Ambidextrous artist Toby Mulligan says by painting with both hands he is accessing both sides of his brain.
His intuitive and rational sides 'talk' to each other, producing a deeply emotive response, and he works faster than he can think.
He says the right hand is more in control and the left "needs to be freer and gets the bigger picture."
"It's an ongoing juggle, there are some things I paint more with my left hand, but if I feel it's getting too wafty or nebulous I shift to the right. But nothing is fixed."
Mulligan grew up writing with his right hand, but found he could do many things just as well with his left.
Brought up on a farm pre-internet, the father-of-four was scarcely aware of art until his teens.
"I didn't grow up in an art family and my childhood was quite isolated,but that's been really good for me in many ways. That freedom to imagine has been key for me." As soon as he started to draw figures he felt: "I can do this forever."
You may also want to watch:
But his antipathy towards art institutions meant he failed to finish his Art Foundation or take up his place at The Slade.
"I found art school restrictive, they would ask about politics or subject matter and I was 'I have no idea I just want to do this.'
He ended up living and working as a builder in France.

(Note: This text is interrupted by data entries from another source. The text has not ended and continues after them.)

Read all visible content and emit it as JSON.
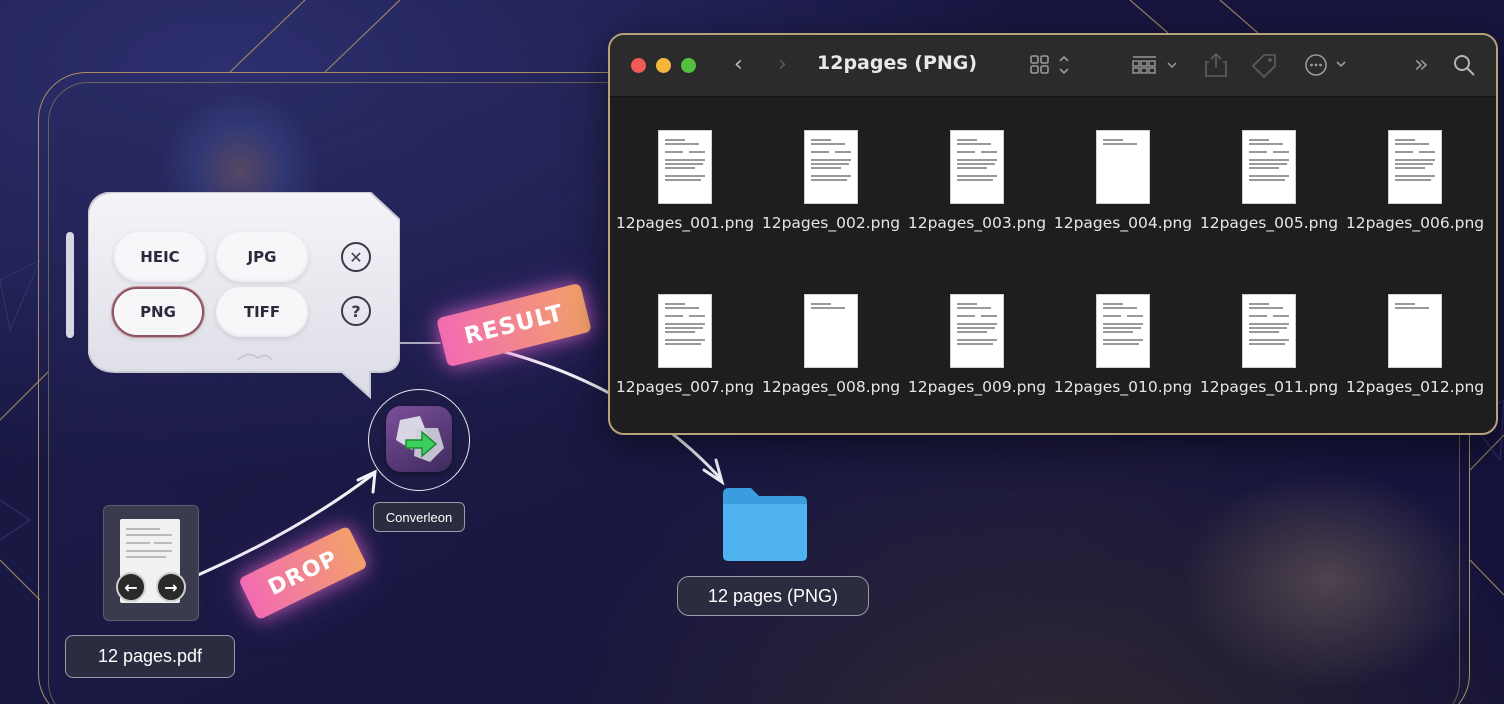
{
  "format_panel": {
    "buttons": [
      "HEIC",
      "JPG",
      "PNG",
      "TIFF"
    ],
    "selected": "PNG",
    "close_icon": "close-circle-icon",
    "help_icon": "help-circle-icon"
  },
  "tags": {
    "result": "RESULT",
    "drop": "DROP"
  },
  "app": {
    "name": "Converleon"
  },
  "source_file": {
    "name": "12 pages.pdf"
  },
  "output_folder": {
    "name": "12 pages (PNG)"
  },
  "finder": {
    "title": "12pages (PNG)",
    "files": [
      "12pages_001.png",
      "12pages_002.png",
      "12pages_003.png",
      "12pages_004.png",
      "12pages_005.png",
      "12pages_006.png",
      "12pages_007.png",
      "12pages_008.png",
      "12pages_009.png",
      "12pages_010.png",
      "12pages_011.png",
      "12pages_012.png"
    ]
  },
  "colors": {
    "background": "#181640",
    "frame": "#a88f62",
    "tag_gradient_start": "#f26bb3",
    "tag_gradient_end": "#f3a06a",
    "folder": "#4fb3ef",
    "finder_bg": "#1e1e1e"
  }
}
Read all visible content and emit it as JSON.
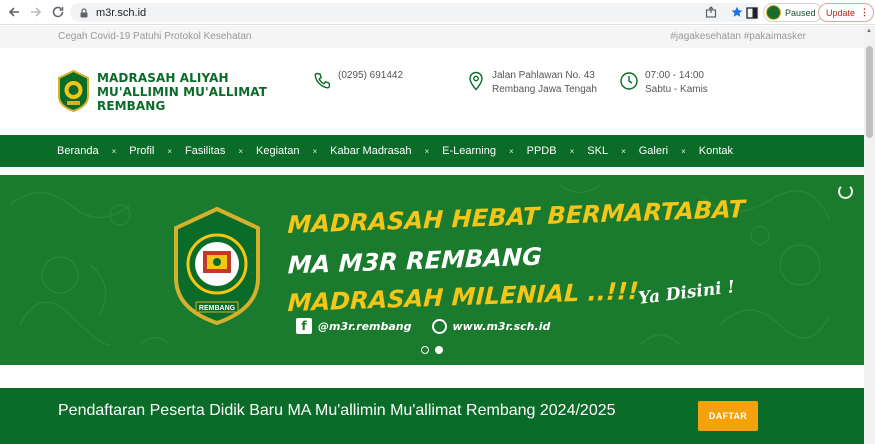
{
  "browser": {
    "url": "m3r.sch.id",
    "profile_label": "Paused",
    "update_label": "Update"
  },
  "topbar": {
    "left_text": "Cegah Covid-19 Patuhi Protokol Kesehatan",
    "right_text": "#jagakesehatan #pakaimasker"
  },
  "header": {
    "name_line1": "MADRASAH ALIYAH",
    "name_line2": "MU'ALLIMIN MU'ALLIMAT",
    "name_line3": "REMBANG",
    "phone": "(0295) 691442",
    "address_line1": "Jalan Pahlawan No. 43",
    "address_line2": "Rembang Jawa Tengah",
    "hours_line1": "07:00 - 14:00",
    "hours_line2": "Sabtu - Kamis"
  },
  "nav": {
    "items": [
      "Beranda",
      "Profil",
      "Fasilitas",
      "Kegiatan",
      "Kabar Madrasah",
      "E-Learning",
      "PPDB",
      "SKL",
      "Galeri",
      "Kontak"
    ],
    "separator": "×"
  },
  "hero": {
    "line1": "MADRASAH HEBAT BERMARTABAT",
    "line2": "MA M3R REMBANG",
    "line3": "MADRASAH MILENIAL ..!!!",
    "facebook": "@m3r.rembang",
    "website": "www.m3r.sch.id",
    "tagline": "Ya Disini !",
    "logo_label": "REMBANG",
    "slides": 2,
    "active_slide": 2
  },
  "registration": {
    "text": "Pendaftaran Peserta Didik Baru MA Mu'allimin Mu'allimat Rembang 2024/2025",
    "button": "DAFTAR"
  },
  "colors": {
    "primary_green": "#0b6b28",
    "hero_green": "#1a7a2e",
    "accent_yellow": "#f5c518",
    "button_orange": "#f5a10a"
  }
}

But after hooking up with Clarendon Art, who helped him "connect with the world" he has sold his landscapes, portraits, figurative and abstract oils to sports, film and rock stars like Mick Jagger and tennis ace Roger Federer.

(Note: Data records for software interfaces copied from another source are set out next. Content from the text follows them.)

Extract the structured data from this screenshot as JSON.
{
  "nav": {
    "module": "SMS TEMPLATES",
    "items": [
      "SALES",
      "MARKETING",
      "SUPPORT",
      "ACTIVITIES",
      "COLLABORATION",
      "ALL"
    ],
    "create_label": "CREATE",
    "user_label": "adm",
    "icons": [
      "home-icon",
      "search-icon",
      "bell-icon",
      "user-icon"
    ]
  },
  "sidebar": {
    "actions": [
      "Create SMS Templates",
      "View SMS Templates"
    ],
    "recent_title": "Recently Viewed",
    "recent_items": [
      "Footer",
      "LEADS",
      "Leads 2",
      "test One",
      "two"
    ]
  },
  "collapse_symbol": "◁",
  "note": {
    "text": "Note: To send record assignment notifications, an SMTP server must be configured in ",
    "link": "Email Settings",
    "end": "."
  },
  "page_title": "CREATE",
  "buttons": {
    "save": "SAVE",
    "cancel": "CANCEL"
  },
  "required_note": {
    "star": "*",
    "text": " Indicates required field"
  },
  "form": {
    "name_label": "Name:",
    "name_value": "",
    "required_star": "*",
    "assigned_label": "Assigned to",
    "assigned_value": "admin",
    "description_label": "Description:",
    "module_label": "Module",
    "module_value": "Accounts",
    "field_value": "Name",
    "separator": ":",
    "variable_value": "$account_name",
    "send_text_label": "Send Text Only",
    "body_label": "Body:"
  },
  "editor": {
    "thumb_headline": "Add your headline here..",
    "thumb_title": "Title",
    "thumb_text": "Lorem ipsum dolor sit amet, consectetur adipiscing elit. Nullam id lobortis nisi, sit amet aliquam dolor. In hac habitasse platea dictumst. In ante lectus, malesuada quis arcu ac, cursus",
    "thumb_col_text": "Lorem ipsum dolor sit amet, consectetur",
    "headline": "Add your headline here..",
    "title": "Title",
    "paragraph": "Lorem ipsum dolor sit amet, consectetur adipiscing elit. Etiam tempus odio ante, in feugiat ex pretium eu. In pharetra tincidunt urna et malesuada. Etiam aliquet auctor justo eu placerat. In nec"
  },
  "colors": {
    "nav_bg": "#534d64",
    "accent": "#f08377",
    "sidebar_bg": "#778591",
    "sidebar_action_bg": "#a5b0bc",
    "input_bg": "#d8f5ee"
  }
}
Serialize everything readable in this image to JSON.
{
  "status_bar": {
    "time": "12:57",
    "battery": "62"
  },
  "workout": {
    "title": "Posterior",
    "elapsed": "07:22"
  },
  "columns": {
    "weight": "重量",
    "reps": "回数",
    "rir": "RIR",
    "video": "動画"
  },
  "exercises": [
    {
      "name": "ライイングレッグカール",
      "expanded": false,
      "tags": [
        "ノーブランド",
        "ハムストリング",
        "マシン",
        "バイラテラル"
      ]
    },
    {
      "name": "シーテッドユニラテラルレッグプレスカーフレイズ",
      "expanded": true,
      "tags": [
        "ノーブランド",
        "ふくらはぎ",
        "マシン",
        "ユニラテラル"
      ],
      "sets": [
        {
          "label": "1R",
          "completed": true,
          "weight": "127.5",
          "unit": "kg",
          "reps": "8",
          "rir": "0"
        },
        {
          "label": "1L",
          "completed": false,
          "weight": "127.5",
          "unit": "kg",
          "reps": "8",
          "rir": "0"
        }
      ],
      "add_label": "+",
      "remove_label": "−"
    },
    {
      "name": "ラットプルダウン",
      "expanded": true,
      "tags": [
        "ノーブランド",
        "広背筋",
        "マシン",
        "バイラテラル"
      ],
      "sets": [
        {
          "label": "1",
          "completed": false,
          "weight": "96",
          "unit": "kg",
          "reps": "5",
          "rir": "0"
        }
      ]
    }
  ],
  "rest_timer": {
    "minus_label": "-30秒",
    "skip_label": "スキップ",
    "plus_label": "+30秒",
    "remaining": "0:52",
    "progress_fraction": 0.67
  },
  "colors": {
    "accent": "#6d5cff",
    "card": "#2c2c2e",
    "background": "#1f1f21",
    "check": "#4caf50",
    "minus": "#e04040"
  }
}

"Back then I was anxious and feeling inadequate, not liking the art world, but having been so difficult for so many years with no support money or connections, they just got me. Now I think it's a massive bonus. I spent so much time isolated, I am not doing things to impress anyone, just doing what I feel. I have gained confidence, built houses from scratch and raised kids, I can do whatever I want in any style, any subject."
Never planning in advance what he's going to paint, the results are intuitive.
"We are so bent on trying to control things, but what you really have to do is listen and sharpen the tools that you have, go with the flow and be free.
"I need to do things by feel. Most of my work is instinctive and things can be revealed as you are doing them, it's coming from my subconscious. I try to understand how the mind works and be the fullest best version of myself, which means confronting all your failings, and focusing on growing."
Toby Mulligan exhibits at Clarendon Fine Art at 76 Hampstead High Street from July 6.